We arrived in Baie de Taihoae on Nuku Hiva, in the Marquesas Islands of French Polynesia, 31 days and 2,550 nm after leaving Honolulu (trip log map). We had stopped at Palmyra Atoll and Fanning Islands for 11 days, for a total of 20 days at sea. We left Honolulu with 2,350 gallons of diesel and consumed 1,964 gallons en route, 1,864 to the main engine and about 100 to the generator.
Conditions were mostly in our favor on the 950-mile run from Hawaii to Palmyra, but were against us on the 1,394-mile run from Fanning Island to Nuku Hiva. On that last leg, the wind blew steadily on the bow 15-25 knots, typically around 17 knots, with an opposing current of 1.0 to 2.3 knots, mostly in the 1.7-knot range. Overall, our average speed for the entire run was 5.61 nm/hour with a fuel economy of 4.13 gph or 1.36 nm/gal.

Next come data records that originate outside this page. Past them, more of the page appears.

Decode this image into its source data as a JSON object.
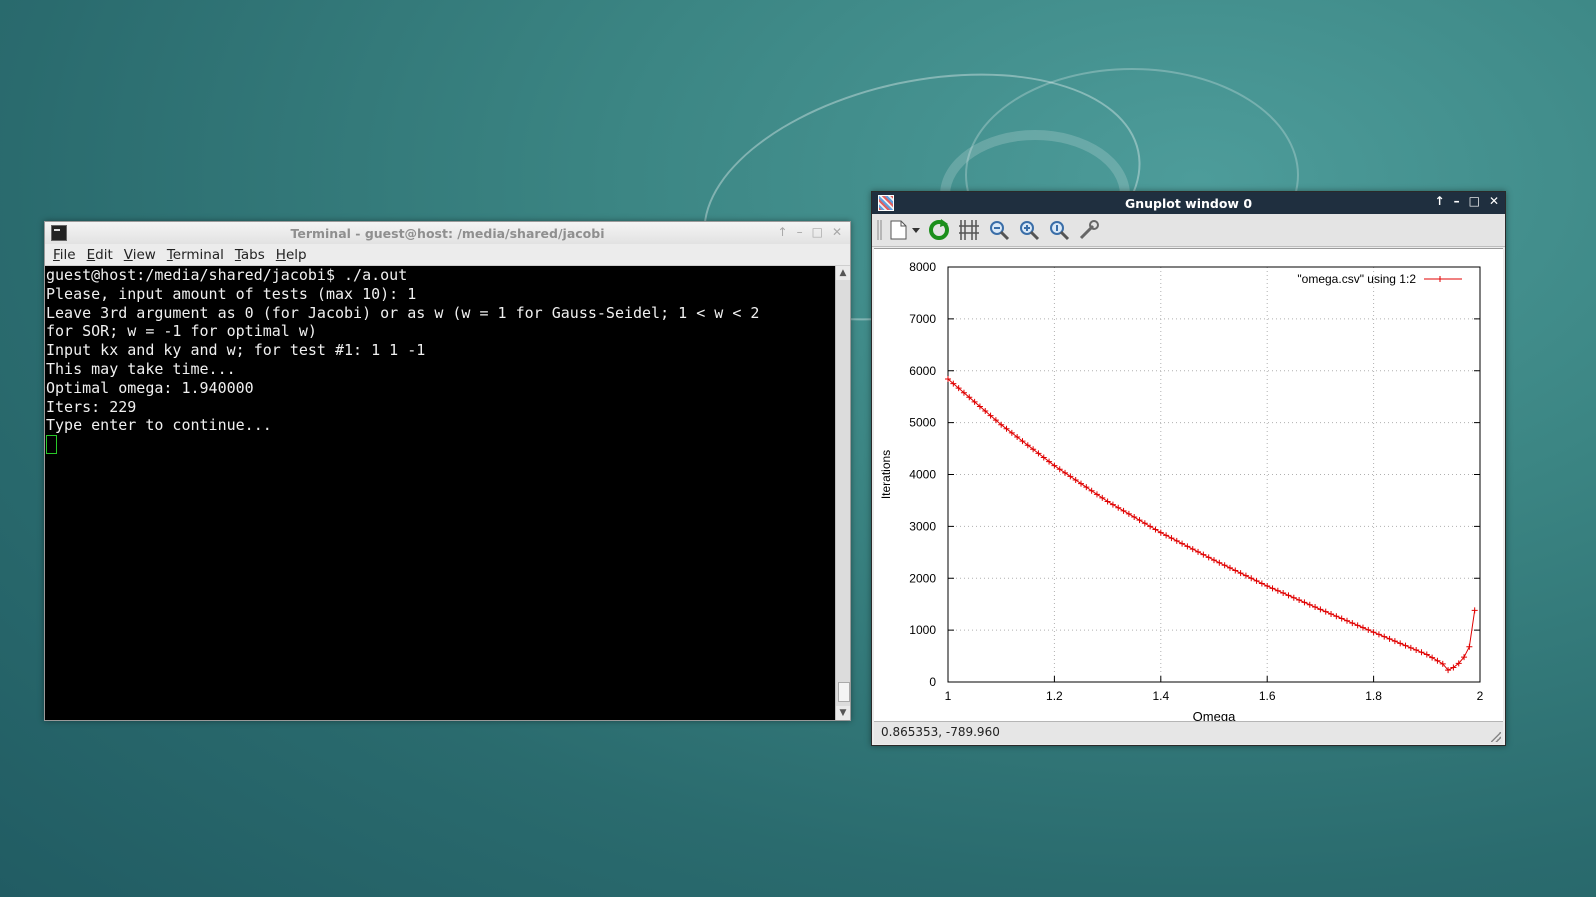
{
  "terminal": {
    "title": "Terminal - guest@host: /media/shared/jacobi",
    "menu": [
      "File",
      "Edit",
      "View",
      "Terminal",
      "Tabs",
      "Help"
    ],
    "lines": [
      "guest@host:/media/shared/jacobi$ ./a.out",
      "Please, input amount of tests (max 10): 1",
      "Leave 3rd argument as 0 (for Jacobi) or as w (w = 1 for Gauss-Seidel; 1 < w < 2",
      "for SOR; w = -1 for optimal w)",
      "Input kx and ky and w; for test #1: 1 1 -1",
      "This may take time...",
      "Optimal omega: 1.940000",
      "Iters: 229",
      "Type enter to continue..."
    ]
  },
  "gnuplot": {
    "title": "Gnuplot window 0",
    "status": "0.865353, -789.960",
    "toolbar_icons": [
      "export-icon",
      "replot-icon",
      "grid-icon",
      "zoom-out-icon",
      "zoom-in-icon",
      "unzoom-icon",
      "config-icon"
    ]
  },
  "chart_data": {
    "type": "line",
    "title": "",
    "xlabel": "Omega",
    "ylabel": "Iterations",
    "xlim": [
      1,
      2
    ],
    "ylim": [
      0,
      8000
    ],
    "xticks": [
      "1",
      "1.2",
      "1.4",
      "1.6",
      "1.8",
      "2"
    ],
    "yticks": [
      "0",
      "1000",
      "2000",
      "3000",
      "4000",
      "5000",
      "6000",
      "7000",
      "8000"
    ],
    "grid": true,
    "legend_position": "top-right",
    "series": [
      {
        "name": "\"omega.csv\" using 1:2",
        "color": "#e00000",
        "marker": "plus",
        "x": [
          1.0,
          1.1,
          1.2,
          1.3,
          1.4,
          1.5,
          1.6,
          1.7,
          1.8,
          1.9,
          1.93,
          1.94,
          1.95,
          1.96,
          1.97,
          1.98,
          1.99
        ],
        "y": [
          5840,
          4960,
          4170,
          3480,
          2880,
          2350,
          1850,
          1400,
          960,
          530,
          350,
          229,
          280,
          360,
          480,
          680,
          1380
        ]
      }
    ]
  }
}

To clear into the country, we had worked with an agent, CMA CGM Papeete. This helped in several ways. First, non-EU citizens must either post a bond equivalent to return airfare home, or purchase a refundable ticket in order to enter the country by boat. CMA CGM provided a bond exemption so long as we had proof of health insurance and that the insurance would cover the costs of flying us back home in an emergency (our Divers Alert Network travel insurance was sufficient). Second, diesel fuel can be purchased duty free, but the exemption must be processed in Papeete. CMA CGM’s local agent got us cleared through the day we arrived and we received our fuel exemption the day after. Third, we needed to pre-order with the local fuel dock in Taiohae for large quantaties of diesel, as they only have a 13,200 gallon capacity and we’d use 10% of their fuel. And finally, while Jennifer can speak a bit of French, having someone to help with translation was useful as well. Coralie Mante of CMA CGM Papeete was very responsive and helpful in preparing for entry, and Kevin of Yacht Services Nuku Hiva was fast, efficient, and friendly in processing us on arrival.

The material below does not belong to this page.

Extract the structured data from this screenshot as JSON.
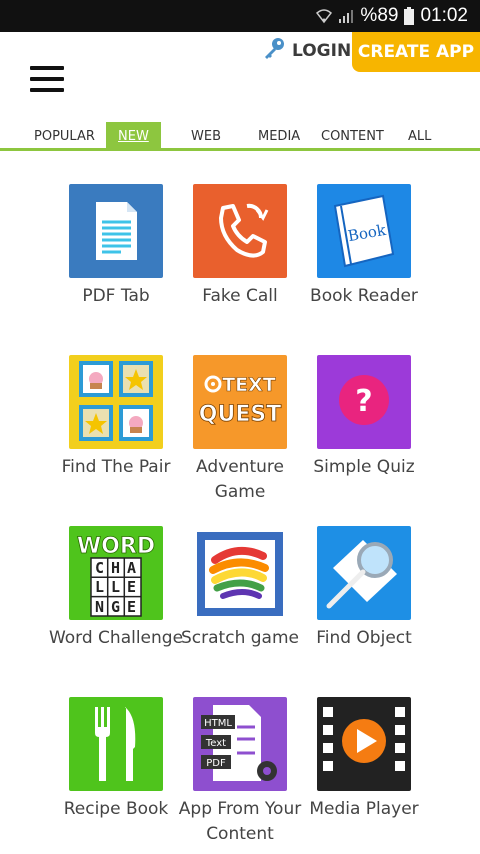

We took on 1,170 gallons of diesel at the fuel dock, but could have taken 1,364. They were short on fuel, so we couldn’t quite fill. Tying up to the fuel dock was interesting. The fuel dock has a cement wall and the surge was substantial, so a side-tie risks damaging the boat. Instead, boats needing small amounts of fuel often ferry them by dinghy in jerry cans. Those needing larger amounts typically med-moor to the wall, where the boat is anchored and backed into the dock and tied standing a few feet off the wall. In the picture below, we’ve got a 75-foot line from each stern corner to a bollard ashore, and a large Aere inflatable fender protecting the swim platform. The fuel hose runs from the dock, over the swim platform and into the cockpit.